Methane Gas Trash in landfills, animals, and deforestation all produce methane gas. 60% of global methane emissions are related to human-related activities
Nitrous Oxide Sources include: • Nitric acid in fertilizers • Animal manure management • Sewage treatment • Adipic acid for the production of nylon
Ozone Fuel combustion is the main source of Ozone
CFCs CFC’s were once widely used in aerosols and refrigerators The use of CFC’s as a coolant has been discontinued, but the effects of the damage done will persist for thousands of years
Effects of Global Warming Argentina's Upsala Glacier was once the biggest in South America, but it is now disappearing at a rate of 200 meters per year.
Effects of Global Warming The common lawn weed deadnettle, photographed at the National Arboretum, is blooming an average of 39 days earlier than in 1970.
Effects of Global Warming A study showed the egg laying date of North American tree swallows advanced by up to nine days during the period from 1959 to 1991. Tree swallows across North America are breeding earlier, the most likely cause is a long term increase in spring temperature.
Effects of Global Warming • Rising sea levels • An increase in extreme weather occurrences (hurricanes, tornadoes, flash floods, tsunamis etc.) • An increase in the occurrence of fires • An increase in droughts • Melting of the polar ice caps • Greater variation in the fluctuation of temperature • The list goes on and on…
Effects of Global Warming • Environmental changes can lead to • Appearance of new diseases • Old diseases in new places • Diseases carried by insects (or other vectors) are especially likely to be affected • Some affected diseases are: • Malaria • Plague • Dengue • Flu
Help Prevent Climate Change Be energy efficient. • Use fluorescent light bulbs. • Drive less: walk, carpool • Recycle and buy recycled products • Turn off electronic devices when not in use • Plant a tree
International Responsibility Climate change is a global problem. • The United Nations is taking an increasing role in its involvement in climate change. • The United Nations Environment Program provides governments with tools to promote climate change awareness.

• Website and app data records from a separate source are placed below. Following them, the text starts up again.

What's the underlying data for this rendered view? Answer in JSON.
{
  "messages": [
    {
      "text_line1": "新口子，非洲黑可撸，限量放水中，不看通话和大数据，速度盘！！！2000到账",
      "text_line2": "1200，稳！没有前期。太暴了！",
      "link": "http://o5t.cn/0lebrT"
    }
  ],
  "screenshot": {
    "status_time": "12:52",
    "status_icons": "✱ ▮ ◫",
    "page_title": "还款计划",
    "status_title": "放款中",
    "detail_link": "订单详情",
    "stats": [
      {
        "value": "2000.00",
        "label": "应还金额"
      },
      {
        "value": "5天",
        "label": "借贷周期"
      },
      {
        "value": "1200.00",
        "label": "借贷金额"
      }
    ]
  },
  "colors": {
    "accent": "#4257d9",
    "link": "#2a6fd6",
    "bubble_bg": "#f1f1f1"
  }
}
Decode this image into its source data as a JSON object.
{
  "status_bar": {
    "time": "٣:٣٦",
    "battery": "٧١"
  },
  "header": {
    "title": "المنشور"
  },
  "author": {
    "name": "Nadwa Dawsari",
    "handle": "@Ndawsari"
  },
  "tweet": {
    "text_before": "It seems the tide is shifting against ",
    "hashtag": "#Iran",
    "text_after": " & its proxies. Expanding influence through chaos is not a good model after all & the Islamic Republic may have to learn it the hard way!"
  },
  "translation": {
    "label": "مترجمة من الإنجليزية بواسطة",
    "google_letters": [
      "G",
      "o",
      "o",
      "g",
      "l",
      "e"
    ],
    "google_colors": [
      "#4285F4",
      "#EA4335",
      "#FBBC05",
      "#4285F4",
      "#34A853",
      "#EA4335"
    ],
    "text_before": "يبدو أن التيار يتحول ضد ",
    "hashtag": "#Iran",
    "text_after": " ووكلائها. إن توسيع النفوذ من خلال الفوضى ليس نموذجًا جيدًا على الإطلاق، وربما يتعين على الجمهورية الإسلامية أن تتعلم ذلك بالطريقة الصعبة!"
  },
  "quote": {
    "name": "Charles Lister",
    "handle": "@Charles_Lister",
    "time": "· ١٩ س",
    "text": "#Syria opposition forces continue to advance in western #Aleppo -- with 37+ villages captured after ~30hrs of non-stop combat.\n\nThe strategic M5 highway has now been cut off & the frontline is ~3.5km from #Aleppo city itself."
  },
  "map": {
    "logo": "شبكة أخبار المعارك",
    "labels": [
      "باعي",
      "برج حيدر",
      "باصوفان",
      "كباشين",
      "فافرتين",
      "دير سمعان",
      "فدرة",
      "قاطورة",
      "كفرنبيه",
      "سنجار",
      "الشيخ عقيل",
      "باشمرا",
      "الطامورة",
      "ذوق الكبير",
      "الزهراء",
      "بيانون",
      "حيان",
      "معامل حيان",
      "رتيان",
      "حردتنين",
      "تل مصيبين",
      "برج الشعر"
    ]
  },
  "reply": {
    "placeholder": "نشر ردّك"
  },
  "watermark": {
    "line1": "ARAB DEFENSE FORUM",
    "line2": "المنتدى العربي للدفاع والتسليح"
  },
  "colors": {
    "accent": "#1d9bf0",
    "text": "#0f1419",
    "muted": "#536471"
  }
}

National Responsibility Congress has passed: • Clean Air Act in 1963 • Air Quality Act in 1967 • Clean Air Act Extension of 1970 • Clean Air Act Amendments in 1977 and 1990. Numerous state and local governments have enacted similar legislation, either implementing federal programs or filling in locally important gaps in federal programs. President Bush signs the Clean Air Act Amendments - Nov. 15, 1990 (Source: White House, photo by Carol T. Powers)
References • http://www.epa.gov/climatechange/kids/cc.html • http://www.darlington.gov.uk/NR/rdonlyres/2091F156-0B6A-456B-B5FA-24579F372F36/0/greenhouseeffect.jpg • http://news.bbc.co.uk/2/shared/spl/hi/picture_gallery/05/sci_nat_how_the_world_is_changing/html/1.stm • http://www.koshland-science-museum.org/exhibitgcc/causes01.jsp • http://www.edugreen.teri.res.in/explore/climate/causes.htm • http://www.unfoundation.org/SEG/